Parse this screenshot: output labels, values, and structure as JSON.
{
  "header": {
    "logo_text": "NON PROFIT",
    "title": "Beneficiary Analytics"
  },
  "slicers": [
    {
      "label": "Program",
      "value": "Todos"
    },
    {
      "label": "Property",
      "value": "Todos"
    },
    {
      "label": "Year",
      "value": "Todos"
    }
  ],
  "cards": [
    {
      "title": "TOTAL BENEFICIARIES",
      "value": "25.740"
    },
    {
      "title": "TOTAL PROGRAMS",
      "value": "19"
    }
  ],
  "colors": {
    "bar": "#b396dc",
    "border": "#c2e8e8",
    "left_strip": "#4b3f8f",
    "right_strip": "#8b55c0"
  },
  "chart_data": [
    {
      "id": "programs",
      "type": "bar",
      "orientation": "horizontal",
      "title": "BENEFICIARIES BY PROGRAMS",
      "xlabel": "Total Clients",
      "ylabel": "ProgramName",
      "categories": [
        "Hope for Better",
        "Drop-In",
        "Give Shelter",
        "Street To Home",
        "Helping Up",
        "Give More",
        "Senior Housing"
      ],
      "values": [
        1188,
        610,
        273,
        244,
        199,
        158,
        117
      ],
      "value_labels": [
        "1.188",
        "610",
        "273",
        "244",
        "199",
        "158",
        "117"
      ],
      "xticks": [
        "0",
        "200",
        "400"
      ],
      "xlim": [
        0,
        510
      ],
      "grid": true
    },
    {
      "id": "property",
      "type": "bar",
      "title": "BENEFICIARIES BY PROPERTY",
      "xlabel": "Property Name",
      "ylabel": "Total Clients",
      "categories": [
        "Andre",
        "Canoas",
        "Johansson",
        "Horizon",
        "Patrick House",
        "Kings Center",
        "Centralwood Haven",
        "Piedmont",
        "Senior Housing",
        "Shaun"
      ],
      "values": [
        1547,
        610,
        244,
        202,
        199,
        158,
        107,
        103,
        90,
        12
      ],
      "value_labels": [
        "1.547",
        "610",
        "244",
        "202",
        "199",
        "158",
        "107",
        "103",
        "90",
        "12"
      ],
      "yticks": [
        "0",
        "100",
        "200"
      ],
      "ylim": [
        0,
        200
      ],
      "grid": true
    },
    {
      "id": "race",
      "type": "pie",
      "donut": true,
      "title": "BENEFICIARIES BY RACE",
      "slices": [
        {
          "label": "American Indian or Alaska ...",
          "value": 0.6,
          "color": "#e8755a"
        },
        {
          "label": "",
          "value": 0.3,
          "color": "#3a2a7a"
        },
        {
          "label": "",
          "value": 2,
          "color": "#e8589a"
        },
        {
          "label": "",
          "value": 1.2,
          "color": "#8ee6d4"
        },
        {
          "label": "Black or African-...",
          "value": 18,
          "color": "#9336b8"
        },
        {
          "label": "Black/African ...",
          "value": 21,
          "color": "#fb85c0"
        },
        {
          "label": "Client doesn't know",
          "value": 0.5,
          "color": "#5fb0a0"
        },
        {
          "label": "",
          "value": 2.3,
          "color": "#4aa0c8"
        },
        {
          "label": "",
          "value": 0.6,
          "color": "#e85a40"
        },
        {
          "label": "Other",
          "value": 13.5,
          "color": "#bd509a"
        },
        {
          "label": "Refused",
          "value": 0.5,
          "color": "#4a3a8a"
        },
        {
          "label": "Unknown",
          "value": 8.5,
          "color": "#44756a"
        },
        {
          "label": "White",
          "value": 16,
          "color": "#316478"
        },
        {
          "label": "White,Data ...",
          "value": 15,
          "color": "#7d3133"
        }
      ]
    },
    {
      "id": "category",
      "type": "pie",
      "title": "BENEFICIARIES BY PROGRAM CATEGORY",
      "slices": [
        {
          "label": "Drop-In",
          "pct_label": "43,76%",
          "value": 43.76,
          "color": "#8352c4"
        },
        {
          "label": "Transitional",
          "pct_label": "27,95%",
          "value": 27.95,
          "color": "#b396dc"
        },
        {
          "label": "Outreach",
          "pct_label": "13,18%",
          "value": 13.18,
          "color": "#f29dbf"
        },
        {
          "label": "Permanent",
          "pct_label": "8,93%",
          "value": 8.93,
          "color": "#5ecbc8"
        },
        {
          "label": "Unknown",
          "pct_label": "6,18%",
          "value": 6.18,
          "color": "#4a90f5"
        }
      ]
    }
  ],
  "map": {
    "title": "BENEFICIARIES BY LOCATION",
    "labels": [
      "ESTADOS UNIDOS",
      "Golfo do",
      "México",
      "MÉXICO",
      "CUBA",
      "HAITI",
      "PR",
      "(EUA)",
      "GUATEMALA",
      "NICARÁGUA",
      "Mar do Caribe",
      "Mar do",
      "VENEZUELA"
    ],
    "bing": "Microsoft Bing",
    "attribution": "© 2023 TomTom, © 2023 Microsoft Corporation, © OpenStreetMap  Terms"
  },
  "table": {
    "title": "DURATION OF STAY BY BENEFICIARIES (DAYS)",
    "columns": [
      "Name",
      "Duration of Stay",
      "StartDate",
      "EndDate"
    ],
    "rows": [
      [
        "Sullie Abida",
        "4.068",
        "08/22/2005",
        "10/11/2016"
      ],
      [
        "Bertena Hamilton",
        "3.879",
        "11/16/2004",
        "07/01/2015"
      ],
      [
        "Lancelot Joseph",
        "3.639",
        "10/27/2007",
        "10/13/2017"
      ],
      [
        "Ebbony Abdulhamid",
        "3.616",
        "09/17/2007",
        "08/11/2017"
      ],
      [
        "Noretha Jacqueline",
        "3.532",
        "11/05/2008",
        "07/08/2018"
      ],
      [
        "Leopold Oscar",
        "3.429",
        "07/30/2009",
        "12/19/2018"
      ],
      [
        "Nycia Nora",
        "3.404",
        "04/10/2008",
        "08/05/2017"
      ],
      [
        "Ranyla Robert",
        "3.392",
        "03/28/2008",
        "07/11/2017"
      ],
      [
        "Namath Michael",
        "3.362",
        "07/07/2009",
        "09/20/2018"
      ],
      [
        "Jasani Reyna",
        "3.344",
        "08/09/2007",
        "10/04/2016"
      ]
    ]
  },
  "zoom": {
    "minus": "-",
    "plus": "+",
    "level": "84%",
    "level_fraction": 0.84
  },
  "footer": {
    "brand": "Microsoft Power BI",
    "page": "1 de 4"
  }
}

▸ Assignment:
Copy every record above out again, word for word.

▸ Response below:
Parse this screenshot: output labels, values, and structure as JSON.
{
  "header": {
    "logo_text": "NON PROFIT",
    "title": "Beneficiary Analytics"
  },
  "slicers": [
    {
      "label": "Program",
      "value": "Todos"
    },
    {
      "label": "Property",
      "value": "Todos"
    },
    {
      "label": "Year",
      "value": "Todos"
    }
  ],
  "cards": [
    {
      "title": "TOTAL BENEFICIARIES",
      "value": "25.740"
    },
    {
      "title": "TOTAL PROGRAMS",
      "value": "19"
    }
  ],
  "colors": {
    "bar": "#b396dc",
    "border": "#c2e8e8",
    "left_strip": "#4b3f8f",
    "right_strip": "#8b55c0"
  },
  "chart_data": [
    {
      "id": "programs",
      "type": "bar",
      "orientation": "horizontal",
      "title": "BENEFICIARIES BY PROGRAMS",
      "xlabel": "Total Clients",
      "ylabel": "ProgramName",
      "categories": [
        "Hope for Better",
        "Drop-In",
        "Give Shelter",
        "Street To Home",
        "Helping Up",
        "Give More",
        "Senior Housing"
      ],
      "values": [
        1188,
        610,
        273,
        244,
        199,
        158,
        117
      ],
      "value_labels": [
        "1.188",
        "610",
        "273",
        "244",
        "199",
        "158",
        "117"
      ],
      "xticks": [
        "0",
        "200",
        "400"
      ],
      "xlim": [
        0,
        510
      ],
      "grid": true
    },
    {
      "id": "property",
      "type": "bar",
      "title": "BENEFICIARIES BY PROPERTY",
      "xlabel": "Property Name",
      "ylabel": "Total Clients",
      "categories": [
        "Andre",
        "Canoas",
        "Johansson",
        "Horizon",
        "Patrick House",
        "Kings Center",
        "Centralwood Haven",
        "Piedmont",
        "Senior Housing",
        "Shaun"
      ],
      "values": [
        1547,
        610,
        244,
        202,
        199,
        158,
        107,
        103,
        90,
        12
      ],
      "value_labels": [
        "1.547",
        "610",
        "244",
        "202",
        "199",
        "158",
        "107",
        "103",
        "90",
        "12"
      ],
      "yticks": [
        "0",
        "100",
        "200"
      ],
      "ylim": [
        0,
        200
      ],
      "grid": true
    },
    {
      "id": "race",
      "type": "pie",
      "donut": true,
      "title": "BENEFICIARIES BY RACE",
      "slices": [
        {
          "label": "American Indian or Alaska ...",
          "value": 0.6,
          "color": "#e8755a"
        },
        {
          "label": "",
          "value": 0.3,
          "color": "#3a2a7a"
        },
        {
          "label": "",
          "value": 2,
          "color": "#e8589a"
        },
        {
          "label": "",
          "value": 1.2,
          "color": "#8ee6d4"
        },
        {
          "label": "Black or African-...",
          "value": 18,
          "color": "#9336b8"
        },
        {
          "label": "Black/African ...",
          "value": 21,
          "color": "#fb85c0"
        },
        {
          "label": "Client doesn't know",
          "value": 0.5,
          "color": "#5fb0a0"
        },
        {
          "label": "",
          "value": 2.3,
          "color": "#4aa0c8"
        },
        {
          "label": "",
          "value": 0.6,
          "color": "#e85a40"
        },
        {
          "label": "Other",
          "value": 13.5,
          "color": "#bd509a"
        },
        {
          "label": "Refused",
          "value": 0.5,
          "color": "#4a3a8a"
        },
        {
          "label": "Unknown",
          "value": 8.5,
          "color": "#44756a"
        },
        {
          "label": "White",
          "value": 16,
          "color": "#316478"
        },
        {
          "label": "White,Data ...",
          "value": 15,
          "color": "#7d3133"
        }
      ]
    },
    {
      "id": "category",
      "type": "pie",
      "title": "BENEFICIARIES BY PROGRAM CATEGORY",
      "slices": [
        {
          "label": "Drop-In",
          "pct_label": "43,76%",
          "value": 43.76,
          "color": "#8352c4"
        },
        {
          "label": "Transitional",
          "pct_label": "27,95%",
          "value": 27.95,
          "color": "#b396dc"
        },
        {
          "label": "Outreach",
          "pct_label": "13,18%",
          "value": 13.18,
          "color": "#f29dbf"
        },
        {
          "label": "Permanent",
          "pct_label": "8,93%",
          "value": 8.93,
          "color": "#5ecbc8"
        },
        {
          "label": "Unknown",
          "pct_label": "6,18%",
          "value": 6.18,
          "color": "#4a90f5"
        }
      ]
    }
  ],
  "map": {
    "title": "BENEFICIARIES BY LOCATION",
    "labels": [
      "ESTADOS UNIDOS",
      "Golfo do",
      "México",
      "MÉXICO",
      "CUBA",
      "HAITI",
      "PR",
      "(EUA)",
      "GUATEMALA",
      "NICARÁGUA",
      "Mar do Caribe",
      "Mar do",
      "VENEZUELA"
    ],
    "bing": "Microsoft Bing",
    "attribution": "© 2023 TomTom, © 2023 Microsoft Corporation, © OpenStreetMap  Terms"
  },
  "table": {
    "title": "DURATION OF STAY BY BENEFICIARIES (DAYS)",
    "columns": [
      "Name",
      "Duration of Stay",
      "StartDate",
      "EndDate"
    ],
    "rows": [
      [
        "Sullie Abida",
        "4.068",
        "08/22/2005",
        "10/11/2016"
      ],
      [
        "Bertena Hamilton",
        "3.879",
        "11/16/2004",
        "07/01/2015"
      ],
      [
        "Lancelot Joseph",
        "3.639",
        "10/27/2007",
        "10/13/2017"
      ],
      [
        "Ebbony Abdulhamid",
        "3.616",
        "09/17/2007",
        "08/11/2017"
      ],
      [
        "Noretha Jacqueline",
        "3.532",
        "11/05/2008",
        "07/08/2018"
      ],
      [
        "Leopold Oscar",
        "3.429",
        "07/30/2009",
        "12/19/2018"
      ],
      [
        "Nycia Nora",
        "3.404",
        "04/10/2008",
        "08/05/2017"
      ],
      [
        "Ranyla Robert",
        "3.392",
        "03/28/2008",
        "07/11/2017"
      ],
      [
        "Namath Michael",
        "3.362",
        "07/07/2009",
        "09/20/2018"
      ],
      [
        "Jasani Reyna",
        "3.344",
        "08/09/2007",
        "10/04/2016"
      ]
    ]
  },
  "zoom": {
    "minus": "-",
    "plus": "+",
    "level": "84%",
    "level_fraction": 0.84
  },
  "footer": {
    "brand": "Microsoft Power BI",
    "page": "1 de 4"
  }
}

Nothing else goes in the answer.